A study of patients in the Mayo Clinic Health System across multiple states suggests those who received Pfizer’s Covid-19 vaccine are at a two-fold higher risk of breakthrough infection compared to those who got the Moderna vaccine.
It’s important to note that the study, published Sunday in the preprint server medRxiv, has not been peer-reviewed.
The study began in Minnesota, where researchers have been analyzing the efficacy of the vaccines on a monthly basis since February 2021. As cases increased in July and the Delta variant became more prominent, the scientists measured a 76% efficacy against infection for the Moderna vaccine, and a 42% efficacy against infection for Pfizer’s. Those rates are much lower than the figures seen through April 2021 (93.3% for Moderna and 86.1% for Pfizer).
The ability of the vaccines to prevent hospitalization has remained “more consistently high,” according to the researchers. Both had similar rates of ICU admission and complications.
To validate the findings, the scientists compared breakthrough infection rates in other states in the Mayo Clinic Health System, including Wisconsin, Arizona, Florida and Iowa. In most states, those who received the Moderna vaccine were less likely to experience a breakthrough infection, according to the study.
“Considering all states together, mRNA-1273 conferred a two-fold risk reduction against breakthrough infection compared to BNT162b2,” researchers said.
mRNA-1273 and BNT162b2 were originally designed, tested, and proven to reduce the burden of symptomatic disease, hospitalization, and death related to SARS-CoV-2 infection. This study further supports the effectiveness of both vaccines in doing so, even despite the evolution of more transmissible viral variants.
Pfizer said last month that it’s likely a third dose may be needed within six to 12 months after full vaccination.

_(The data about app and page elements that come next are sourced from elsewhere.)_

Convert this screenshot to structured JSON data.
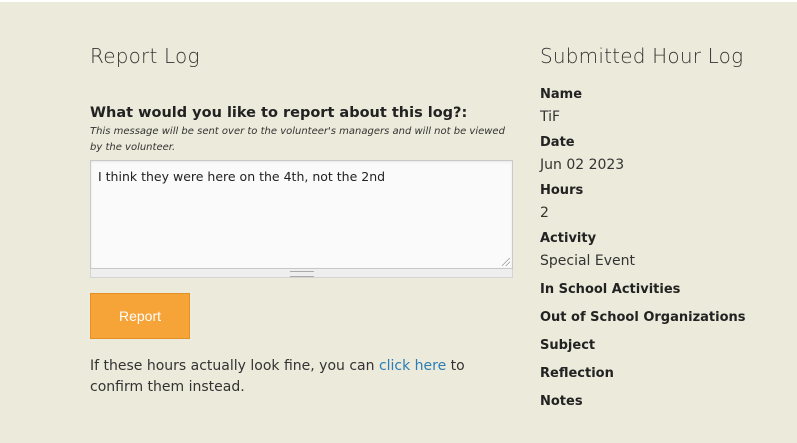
{
  "report": {
    "title": "Report Log",
    "question": "What would you like to report about this log?:",
    "note": "This message will be sent over to the volunteer's managers and will not be viewed by the volunteer.",
    "message": "I think they were here on the 4th, not the 2nd",
    "button_label": "Report",
    "confirm_prefix": "If these hours actually look fine, you can ",
    "confirm_link": "click here",
    "confirm_suffix": " to confirm them instead."
  },
  "log": {
    "title": "Submitted Hour Log",
    "name_label": "Name",
    "name_value": "TiF",
    "date_label": "Date",
    "date_value": "Jun 02 2023",
    "hours_label": "Hours",
    "hours_value": "2",
    "activity_label": "Activity",
    "activity_value": "Special Event",
    "in_school_label": "In School Activities",
    "out_school_label": "Out of School Organizations",
    "subject_label": "Subject",
    "reflection_label": "Reflection",
    "notes_label": "Notes"
  },
  "colors": {
    "background": "#eceada",
    "button": "#f6a437",
    "link": "#2a7db7"
  }
}
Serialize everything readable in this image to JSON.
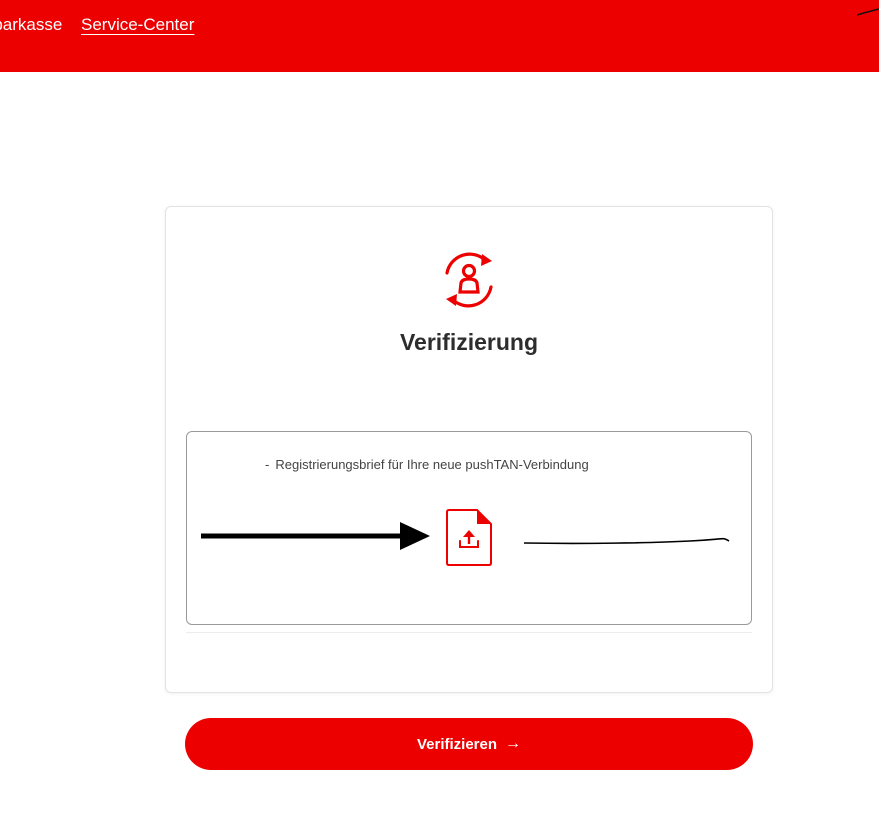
{
  "header": {
    "bg_color": "#ec0000",
    "nav": [
      {
        "label": "Sparkasse"
      },
      {
        "label": "Service-Center",
        "active": true
      }
    ]
  },
  "card": {
    "icon": "user-refresh-icon",
    "title": "Verifizierung",
    "documents": [
      {
        "dash": "-",
        "label": "Registrierungsbrief für Ihre neue pushTAN-Verbindung"
      }
    ],
    "upload_icon": "document-upload-icon"
  },
  "button": {
    "label": "Verifizieren",
    "arrow": "→"
  },
  "colors": {
    "accent": "#ec0000",
    "text": "#2d2d2d",
    "border": "#9a9a9a"
  }
}
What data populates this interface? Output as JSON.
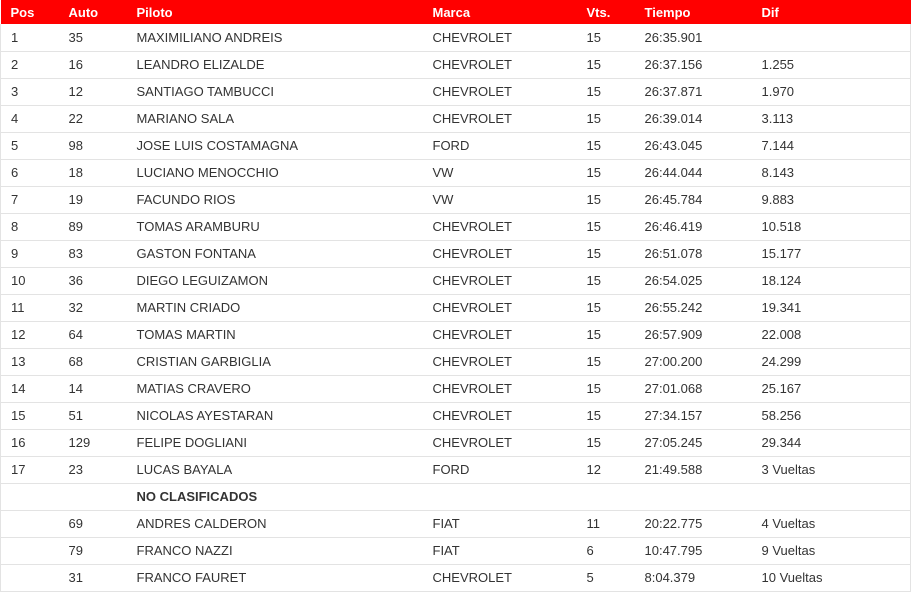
{
  "headers": {
    "pos": "Pos",
    "auto": "Auto",
    "piloto": "Piloto",
    "marca": "Marca",
    "vts": "Vts.",
    "tiempo": "Tiempo",
    "dif": "Dif"
  },
  "colors": {
    "header_bg": "#ff0000",
    "header_text": "#ffffff"
  },
  "classified": [
    {
      "pos": "1",
      "auto": "35",
      "piloto": "MAXIMILIANO ANDREIS",
      "marca": "CHEVROLET",
      "vts": "15",
      "tiempo": "26:35.901",
      "dif": ""
    },
    {
      "pos": "2",
      "auto": "16",
      "piloto": "LEANDRO ELIZALDE",
      "marca": "CHEVROLET",
      "vts": "15",
      "tiempo": "26:37.156",
      "dif": "1.255"
    },
    {
      "pos": "3",
      "auto": "12",
      "piloto": "SANTIAGO TAMBUCCI",
      "marca": "CHEVROLET",
      "vts": "15",
      "tiempo": "26:37.871",
      "dif": "1.970"
    },
    {
      "pos": "4",
      "auto": "22",
      "piloto": "MARIANO SALA",
      "marca": "CHEVROLET",
      "vts": "15",
      "tiempo": "26:39.014",
      "dif": "3.113"
    },
    {
      "pos": "5",
      "auto": "98",
      "piloto": "JOSE LUIS COSTAMAGNA",
      "marca": "FORD",
      "vts": "15",
      "tiempo": "26:43.045",
      "dif": "7.144"
    },
    {
      "pos": "6",
      "auto": "18",
      "piloto": "LUCIANO MENOCCHIO",
      "marca": "VW",
      "vts": "15",
      "tiempo": "26:44.044",
      "dif": "8.143"
    },
    {
      "pos": "7",
      "auto": "19",
      "piloto": "FACUNDO RIOS",
      "marca": "VW",
      "vts": "15",
      "tiempo": "26:45.784",
      "dif": "9.883"
    },
    {
      "pos": "8",
      "auto": "89",
      "piloto": "TOMAS ARAMBURU",
      "marca": "CHEVROLET",
      "vts": "15",
      "tiempo": "26:46.419",
      "dif": "10.518"
    },
    {
      "pos": "9",
      "auto": "83",
      "piloto": "GASTON FONTANA",
      "marca": "CHEVROLET",
      "vts": "15",
      "tiempo": "26:51.078",
      "dif": "15.177"
    },
    {
      "pos": "10",
      "auto": "36",
      "piloto": "DIEGO LEGUIZAMON",
      "marca": "CHEVROLET",
      "vts": "15",
      "tiempo": "26:54.025",
      "dif": "18.124"
    },
    {
      "pos": "11",
      "auto": "32",
      "piloto": "MARTIN CRIADO",
      "marca": "CHEVROLET",
      "vts": "15",
      "tiempo": "26:55.242",
      "dif": "19.341"
    },
    {
      "pos": "12",
      "auto": "64",
      "piloto": "TOMAS MARTIN",
      "marca": "CHEVROLET",
      "vts": "15",
      "tiempo": "26:57.909",
      "dif": "22.008"
    },
    {
      "pos": "13",
      "auto": "68",
      "piloto": "CRISTIAN GARBIGLIA",
      "marca": "CHEVROLET",
      "vts": "15",
      "tiempo": "27:00.200",
      "dif": "24.299"
    },
    {
      "pos": "14",
      "auto": "14",
      "piloto": "MATIAS CRAVERO",
      "marca": "CHEVROLET",
      "vts": "15",
      "tiempo": "27:01.068",
      "dif": "25.167"
    },
    {
      "pos": "15",
      "auto": "51",
      "piloto": "NICOLAS AYESTARAN",
      "marca": "CHEVROLET",
      "vts": "15",
      "tiempo": "27:34.157",
      "dif": "58.256"
    },
    {
      "pos": "16",
      "auto": "129",
      "piloto": "FELIPE DOGLIANI",
      "marca": "CHEVROLET",
      "vts": "15",
      "tiempo": "27:05.245",
      "dif": "29.344"
    },
    {
      "pos": "17",
      "auto": "23",
      "piloto": "LUCAS BAYALA",
      "marca": "FORD",
      "vts": "12",
      "tiempo": "21:49.588",
      "dif": "3 Vueltas"
    }
  ],
  "unclassified_label": "NO CLASIFICADOS",
  "unclassified": [
    {
      "pos": "",
      "auto": "69",
      "piloto": "ANDRES CALDERON",
      "marca": "FIAT",
      "vts": "11",
      "tiempo": "20:22.775",
      "dif": "4 Vueltas"
    },
    {
      "pos": "",
      "auto": "79",
      "piloto": "FRANCO NAZZI",
      "marca": "FIAT",
      "vts": "6",
      "tiempo": "10:47.795",
      "dif": "9 Vueltas"
    },
    {
      "pos": "",
      "auto": "31",
      "piloto": "FRANCO FAURET",
      "marca": "CHEVROLET",
      "vts": "5",
      "tiempo": "8:04.379",
      "dif": "10 Vueltas"
    }
  ]
}
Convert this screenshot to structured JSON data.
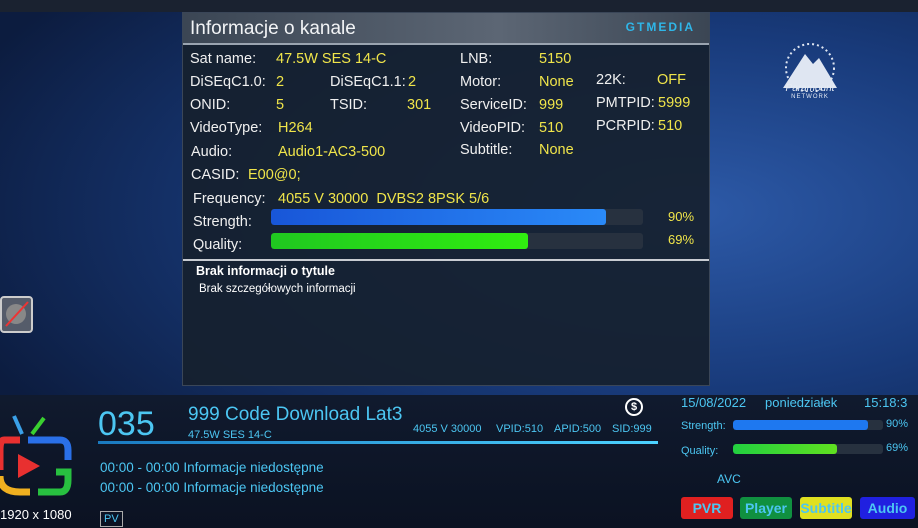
{
  "dialog": {
    "title": "Informacje o kanale",
    "brand": "GTMEDIA",
    "fields": {
      "sat_name": {
        "label": "Sat name:",
        "value": "47.5W SES 14-C"
      },
      "lnb": {
        "label": "LNB:",
        "value": "5150"
      },
      "diseqc10": {
        "label": "DiSEqC1.0:",
        "value": "2"
      },
      "diseqc11": {
        "label": "DiSEqC1.1:",
        "value": "2"
      },
      "motor": {
        "label": "Motor:",
        "value": "None"
      },
      "k22": {
        "label": "22K:",
        "value": "OFF"
      },
      "onid": {
        "label": "ONID:",
        "value": "5"
      },
      "tsid": {
        "label": "TSID:",
        "value": "301"
      },
      "service_id": {
        "label": "ServiceID:",
        "value": "999"
      },
      "pmtpid": {
        "label": "PMTPID:",
        "value": "5999"
      },
      "video_type": {
        "label": "VideoType:",
        "value": "H264"
      },
      "video_pid": {
        "label": "VideoPID:",
        "value": "510"
      },
      "pcrpid": {
        "label": "PCRPID:",
        "value": "510"
      },
      "audio": {
        "label": "Audio:",
        "value": "Audio1-AC3-500"
      },
      "subtitle": {
        "label": "Subtitle:",
        "value": "None"
      },
      "casid": {
        "label": "CASID:",
        "value": "E00@0;"
      },
      "frequency": {
        "label": "Frequency:",
        "value": "4055 V 30000  DVBS2 8PSK 5/6"
      }
    },
    "strength": {
      "label": "Strength:",
      "percent": 90,
      "text": "90%"
    },
    "quality": {
      "label": "Quality:",
      "percent": 69,
      "text": "69%"
    },
    "epg_title": "Brak informacji o tytule",
    "epg_detail": "Brak szczegółowych informacji"
  },
  "channel_logo": "Paramount NETWORK",
  "infobar": {
    "number": "035",
    "name": "999 Code Download Lat3",
    "satellite": "47.5W SES 14-C",
    "tp": "4055 V 30000",
    "vpid": "VPID:510",
    "apid": "APID:500",
    "sid": "SID:999",
    "resolution": "1920 x 1080",
    "pv": "PV",
    "events": [
      "00:00 - 00:00 Informacje niedostępne",
      "00:00 - 00:00 Informacje niedostępne"
    ],
    "date": "15/08/2022",
    "day": "poniedziałek",
    "time": "15:18:3",
    "strength": {
      "label": "Strength:",
      "percent": 90,
      "text": "90%"
    },
    "quality": {
      "label": "Quality:",
      "percent": 69,
      "text": "69%"
    },
    "codec": "AVC",
    "buttons": {
      "pvr": "PVR",
      "player": "Player",
      "subtitle": "Subtitle",
      "audio": "Audio"
    }
  },
  "colors": {
    "accent": "#4cc6f2",
    "value": "#f0e54a",
    "strength": "#1e78f0",
    "quality": "#22e020"
  }
}
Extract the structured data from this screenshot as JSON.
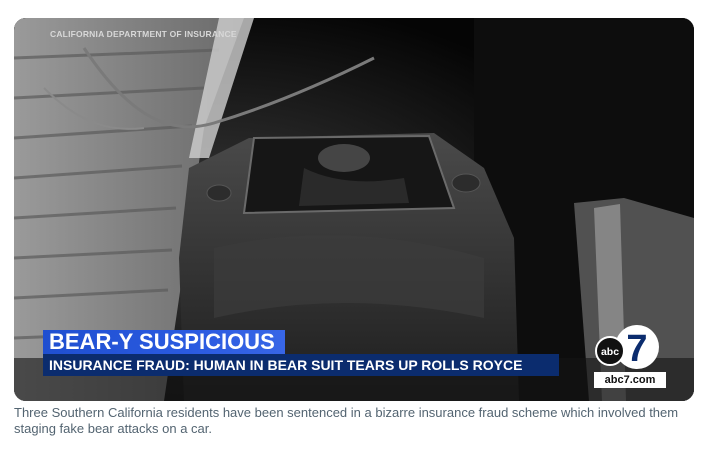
{
  "media": {
    "watermark": "CALIFORNIA DEPARTMENT OF INSURANCE",
    "headline": "BEAR-Y SUSPICIOUS",
    "subheadline": "INSURANCE FRAUD: HUMAN IN BEAR SUIT TEARS UP ROLLS ROYCE",
    "logo": {
      "icon": "abc7-logo-icon",
      "abc_text": "abc",
      "channel_number": "7",
      "url_text": "abc7.com"
    }
  },
  "caption": "Three Southern California residents have been sentenced in a bizarre insurance fraud scheme which involved them staging fake bear attacks on a car.",
  "colors": {
    "headline_bar": "#2a5ae0",
    "subhead_bar": "#0b2c6e",
    "caption_text": "#536471"
  }
}
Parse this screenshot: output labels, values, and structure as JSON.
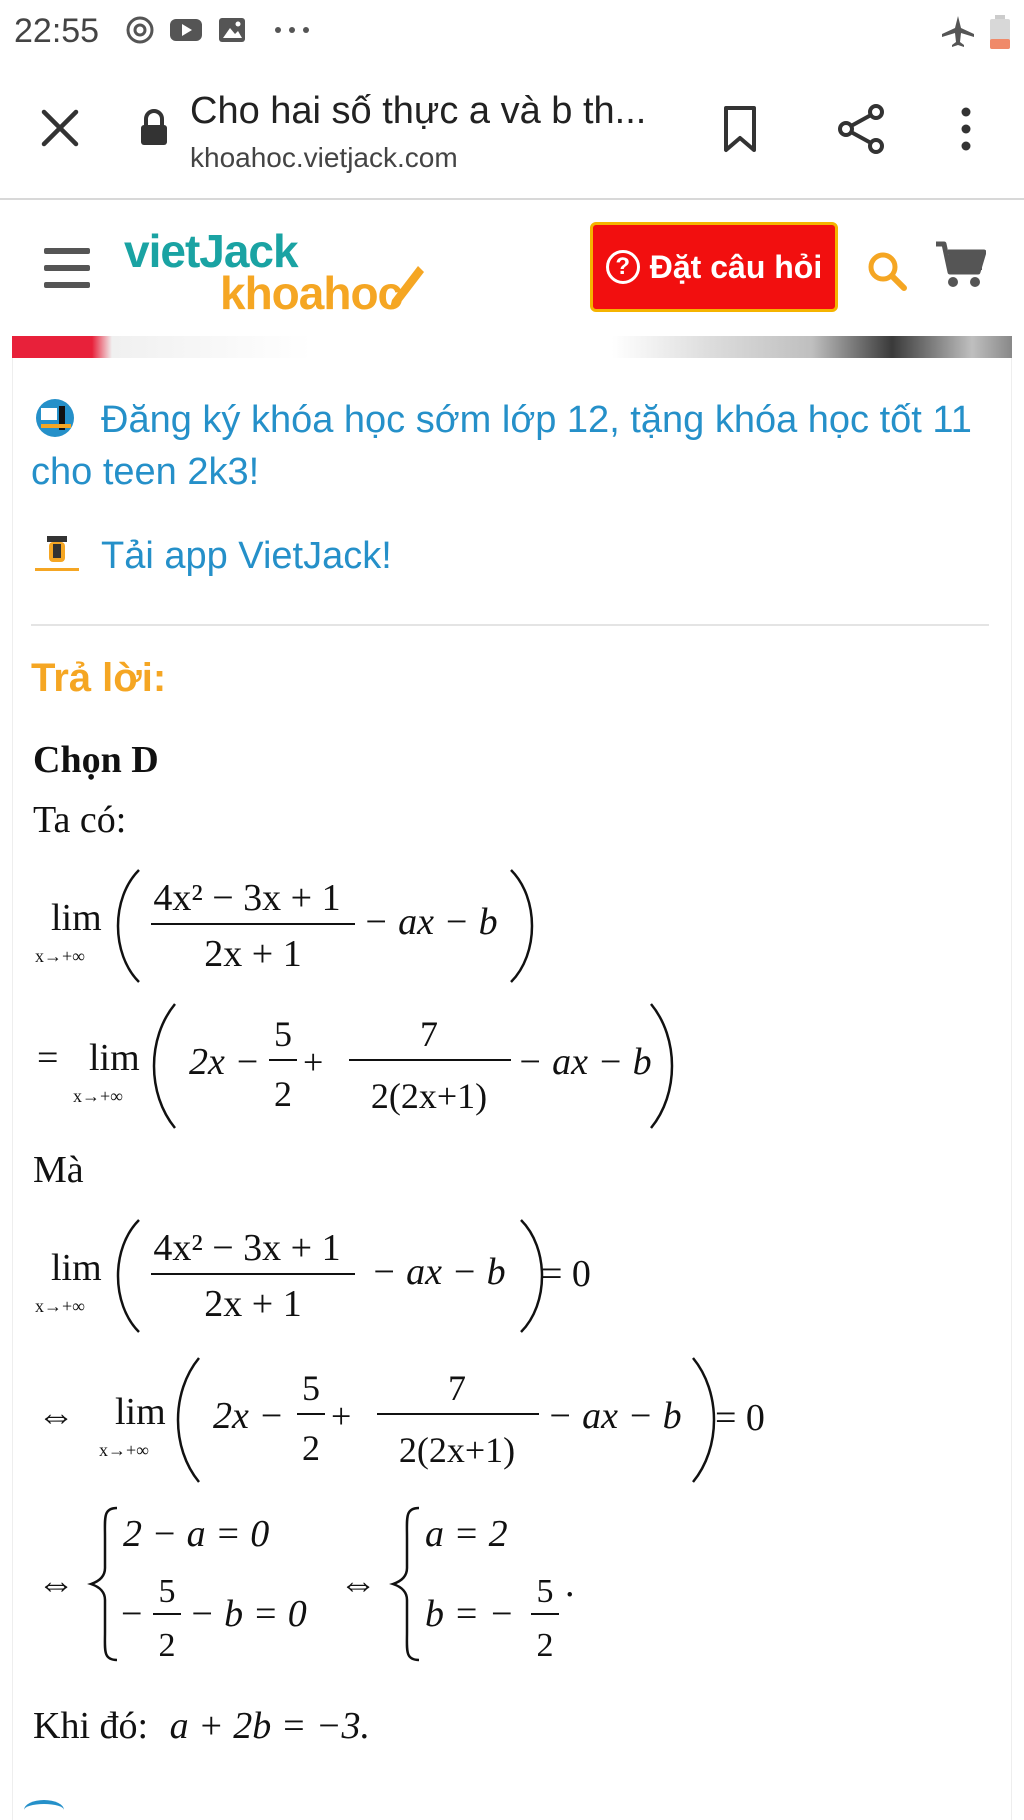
{
  "status_bar": {
    "time": "22:55",
    "icons": [
      "sync-icon",
      "youtube-icon",
      "image-icon",
      "more-dots-icon",
      "airplane-icon",
      "battery-low-icon"
    ]
  },
  "browser": {
    "page_title": "Cho hai số thực a và b th...",
    "url": "khoahoc.vietjack.com"
  },
  "site_header": {
    "logo_top": "vietJack",
    "logo_bottom": "khoahoc",
    "ask_button_label": "Đặt câu hỏi",
    "ask_button_symbol": "?"
  },
  "promo": {
    "course_link": "Đăng ký khóa học sớm lớp 12, tặng khóa học tốt 11 cho teen 2k3!",
    "app_link": "Tải app VietJack!"
  },
  "answer": {
    "heading": "Trả lời:",
    "choice": "Chọn D",
    "intro": "Ta có:",
    "connector": "Mà",
    "conclusion_prefix": "Khi đó:",
    "conclusion_expr": "a + 2b = −3.",
    "eq1": {
      "lim": "lim",
      "sub": "x→+∞",
      "num": "4x² − 3x + 1",
      "den": "2x + 1",
      "tail": "− ax − b"
    },
    "eq2": {
      "lead": "=",
      "lim": "lim",
      "sub": "x→+∞",
      "part1": "2x −",
      "f1_num": "5",
      "f1_den": "2",
      "plus": "+",
      "f2_num": "7",
      "f2_den": "2(2x+1)",
      "tail": "− ax − b"
    },
    "eq3": {
      "lim": "lim",
      "sub": "x→+∞",
      "num": "4x² − 3x + 1",
      "den": "2x + 1",
      "tail": "− ax − b",
      "rhs": "= 0"
    },
    "eq4": {
      "lead": "⇔",
      "lim": "lim",
      "sub": "x→+∞",
      "part1": "2x −",
      "f1_num": "5",
      "f1_den": "2",
      "plus": "+",
      "f2_num": "7",
      "f2_den": "2(2x+1)",
      "tail": "− ax − b",
      "rhs": "= 0"
    },
    "eq5": {
      "lead": "⇔",
      "sys1_line1": "2 − a = 0",
      "sys1_line2_minus": "−",
      "sys1_line2_num": "5",
      "sys1_line2_den": "2",
      "sys1_line2_tail": "− b = 0",
      "mid": "⇔",
      "sys2_line1": "a = 2",
      "sys2_line2_lead": "b = −",
      "sys2_line2_num": "5",
      "sys2_line2_den": "2",
      "sys2_end": "."
    }
  },
  "colors": {
    "teal_logo": "#1aa3a3",
    "orange": "#f5a623",
    "ask_red": "#f20f0f",
    "link_blue": "#2590c9"
  }
}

While protection against severe disease remains high, a decline in efficacy against symptomatic disease and the emergence of new variants are expected, the company said in a statement.
Pentagon looks to require vaccines for members of the military
The Pentagon has said it will look to make the Covid-19 vaccine mandatory for military members next month.
Defense Secretary Lloyd Austin will request that President Biden make the vaccine a requirement in September, by which time the shots could have full regulatory approval, Pentagon press secretary John Kirby said Monday.
“I strongly support Secretary Austin’s message to the Force today on the Department of Defense’s plan to add the COVID-19 vaccine to the list of required vaccinations for our service members not later than mid-September,” Biden responded.
So far, more than 73% of active duty personnel have received at least one shot, according to Kirby.
“You can consider this memo, not just a warning order to the services, but to the troops themselves,” he said.
The news comes as large companies — including Walmart, Disney, United Airlines and Pfizer — move to require the vaccines for some employees. The Department of Justice has ruled that such mandates are legal, even for Covid-19 vaccines that have not yet been fully approved, and remain subject to emergency use authorizations.
For a look at all Endpoints News coronavirus stories, check out our special news channel.